**Your objective**
Write the data out again, word for word.

Input data section start

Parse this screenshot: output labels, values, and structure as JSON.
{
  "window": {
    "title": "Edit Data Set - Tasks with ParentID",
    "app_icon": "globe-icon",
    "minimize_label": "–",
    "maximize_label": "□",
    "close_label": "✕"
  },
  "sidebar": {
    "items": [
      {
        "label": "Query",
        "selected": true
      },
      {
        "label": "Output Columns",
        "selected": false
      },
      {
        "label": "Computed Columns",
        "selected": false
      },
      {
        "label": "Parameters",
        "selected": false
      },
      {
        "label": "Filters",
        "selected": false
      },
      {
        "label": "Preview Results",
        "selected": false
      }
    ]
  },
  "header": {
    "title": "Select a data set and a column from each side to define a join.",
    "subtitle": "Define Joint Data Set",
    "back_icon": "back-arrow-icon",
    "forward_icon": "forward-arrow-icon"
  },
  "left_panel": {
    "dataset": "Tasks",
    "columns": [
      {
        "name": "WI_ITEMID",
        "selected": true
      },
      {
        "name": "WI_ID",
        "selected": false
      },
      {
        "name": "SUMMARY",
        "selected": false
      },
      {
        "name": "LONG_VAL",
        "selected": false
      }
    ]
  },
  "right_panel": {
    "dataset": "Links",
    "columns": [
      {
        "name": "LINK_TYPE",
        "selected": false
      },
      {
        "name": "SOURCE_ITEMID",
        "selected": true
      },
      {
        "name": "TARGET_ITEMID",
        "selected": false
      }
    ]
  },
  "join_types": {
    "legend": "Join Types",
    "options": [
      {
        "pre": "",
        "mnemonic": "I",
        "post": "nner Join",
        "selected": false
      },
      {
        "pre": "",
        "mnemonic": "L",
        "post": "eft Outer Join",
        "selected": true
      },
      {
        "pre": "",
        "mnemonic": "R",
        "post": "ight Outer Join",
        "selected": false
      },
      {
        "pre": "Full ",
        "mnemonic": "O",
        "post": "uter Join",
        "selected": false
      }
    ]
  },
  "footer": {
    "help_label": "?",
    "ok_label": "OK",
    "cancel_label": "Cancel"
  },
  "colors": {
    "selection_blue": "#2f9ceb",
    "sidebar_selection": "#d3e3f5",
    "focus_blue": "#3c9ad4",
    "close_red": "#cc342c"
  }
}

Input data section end

**Expected answer**
Parse this screenshot: output labels, values, and structure as JSON.
{
  "window": {
    "title": "Edit Data Set - Tasks with ParentID",
    "app_icon": "globe-icon",
    "minimize_label": "–",
    "maximize_label": "□",
    "close_label": "✕"
  },
  "sidebar": {
    "items": [
      {
        "label": "Query",
        "selected": true
      },
      {
        "label": "Output Columns",
        "selected": false
      },
      {
        "label": "Computed Columns",
        "selected": false
      },
      {
        "label": "Parameters",
        "selected": false
      },
      {
        "label": "Filters",
        "selected": false
      },
      {
        "label": "Preview Results",
        "selected": false
      }
    ]
  },
  "header": {
    "title": "Select a data set and a column from each side to define a join.",
    "subtitle": "Define Joint Data Set",
    "back_icon": "back-arrow-icon",
    "forward_icon": "forward-arrow-icon"
  },
  "left_panel": {
    "dataset": "Tasks",
    "columns": [
      {
        "name": "WI_ITEMID",
        "selected": true
      },
      {
        "name": "WI_ID",
        "selected": false
      },
      {
        "name": "SUMMARY",
        "selected": false
      },
      {
        "name": "LONG_VAL",
        "selected": false
      }
    ]
  },
  "right_panel": {
    "dataset": "Links",
    "columns": [
      {
        "name": "LINK_TYPE",
        "selected": false
      },
      {
        "name": "SOURCE_ITEMID",
        "selected": true
      },
      {
        "name": "TARGET_ITEMID",
        "selected": false
      }
    ]
  },
  "join_types": {
    "legend": "Join Types",
    "options": [
      {
        "pre": "",
        "mnemonic": "I",
        "post": "nner Join",
        "selected": false
      },
      {
        "pre": "",
        "mnemonic": "L",
        "post": "eft Outer Join",
        "selected": true
      },
      {
        "pre": "",
        "mnemonic": "R",
        "post": "ight Outer Join",
        "selected": false
      },
      {
        "pre": "Full ",
        "mnemonic": "O",
        "post": "uter Join",
        "selected": false
      }
    ]
  },
  "footer": {
    "help_label": "?",
    "ok_label": "OK",
    "cancel_label": "Cancel"
  },
  "colors": {
    "selection_blue": "#2f9ceb",
    "sidebar_selection": "#d3e3f5",
    "focus_blue": "#3c9ad4",
    "close_red": "#cc342c"
  }
}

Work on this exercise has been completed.